Upping the tempo were the Rowan Brothers whose lively selections had the audience clamouring for more as Kyle on accordion and Alan on piano raised the roof with their selection of Gaelic airs, jigs, reels and 6/8 marches.
The brothers have a surfeit of island blood coursing through their veins as their mother Mairi, née Stewart, comes from Bowmore and their soldier and piper father Gordon hails from Tiree.
And while all this was going on, Kirsteen Grant was in her accustomed place providing the soloists with their inobtrusive piano accompaniments.
Peter Campbell Snr., a former president and now honorary president, extolled the talents and virtues of the participants and organisers and the traditional 'Soraidh leibh' brought the curtain down on what was described as another friendly gathering and highly enjoyable concert programme.
The organisers were disappointed that the attendance was down on recent years. Be assured that this will be the subject of a post mortem and steps will be taken to remedy the situation.
During 2014-15 the Association undertook the refurbishment of the Hector MacLean monument at Ballygrant. Little seemed to be known about this illustrious scholar but, thanks to Hugh Smith, we can shed a little light on the life and times of this Islay man.
Hector MacLean, a fine Gaelic scholar, was born in Islay in 1818. His mother Janet was a member of a mainland family brought to Islay by the Campbells of Shawfield as part of their ‘improvements’ programme. His father and namesake came from a well-established local family and was the owner of a trading vessel which served south Argyll and the north of Ireland.

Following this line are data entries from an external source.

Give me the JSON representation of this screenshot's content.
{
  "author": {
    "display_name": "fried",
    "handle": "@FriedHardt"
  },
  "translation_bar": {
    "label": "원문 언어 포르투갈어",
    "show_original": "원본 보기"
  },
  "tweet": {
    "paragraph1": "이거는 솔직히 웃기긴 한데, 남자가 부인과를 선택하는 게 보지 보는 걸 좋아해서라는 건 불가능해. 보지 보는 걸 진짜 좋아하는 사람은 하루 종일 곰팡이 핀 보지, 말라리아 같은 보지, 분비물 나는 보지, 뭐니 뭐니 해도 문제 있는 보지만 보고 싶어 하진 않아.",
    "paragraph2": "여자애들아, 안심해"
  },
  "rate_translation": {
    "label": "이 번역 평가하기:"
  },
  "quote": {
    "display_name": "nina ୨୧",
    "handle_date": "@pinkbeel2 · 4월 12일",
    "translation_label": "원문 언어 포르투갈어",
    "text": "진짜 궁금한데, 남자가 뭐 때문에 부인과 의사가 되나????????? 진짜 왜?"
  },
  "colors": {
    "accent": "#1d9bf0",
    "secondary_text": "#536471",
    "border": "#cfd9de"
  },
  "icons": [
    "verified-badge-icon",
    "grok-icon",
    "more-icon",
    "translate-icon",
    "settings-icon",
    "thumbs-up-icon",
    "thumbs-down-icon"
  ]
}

Young Hector was educated at the school at Ballygrant and at Edinburgh University. He spent two years in Edinburgh before returning home following the sudden death of his father. He moved in with his mother and sister who operated the Red House Inn on the outskirts of Ballygrant. Shortly afterwards he became tutor to John Francis Campbell (Iain Òg Ìle), heir apparent to the Campbell of Shawfield estates. Around the 1840s he was appointed as schoolmaster at Kilmeny and was to remain in this position until the introduction of the 1872 Education Act. He retired that same year and was granted a small pension.
His greatest claim to fame remains the sterling work he carried out, along with others, on John Francis Campbell’s behalf collecting and preserving the folktales of the west Highlands. He died at Ballygrant in 1893 and is buried at Kilmeny cemetery where a tombstone provided by the Glasgow Islay Association marks his final resting place.
Following his death, the Association provided a monument to his memory as they also did for John Francis Campbell. The monument, in the form of a medieval Celtic cross is set in the grounds of the village school at Ballygrant. The unveiling ceremony was carried out by Colin Hay of Ardbeg, a MacLean supporter and admirer.
It can be safely said that MacLean, along with Iain Òg Ìle, remain two of 19th century Islay's most accomplished figures.
The photograph above shows the monument before restoration and that below, after restoration.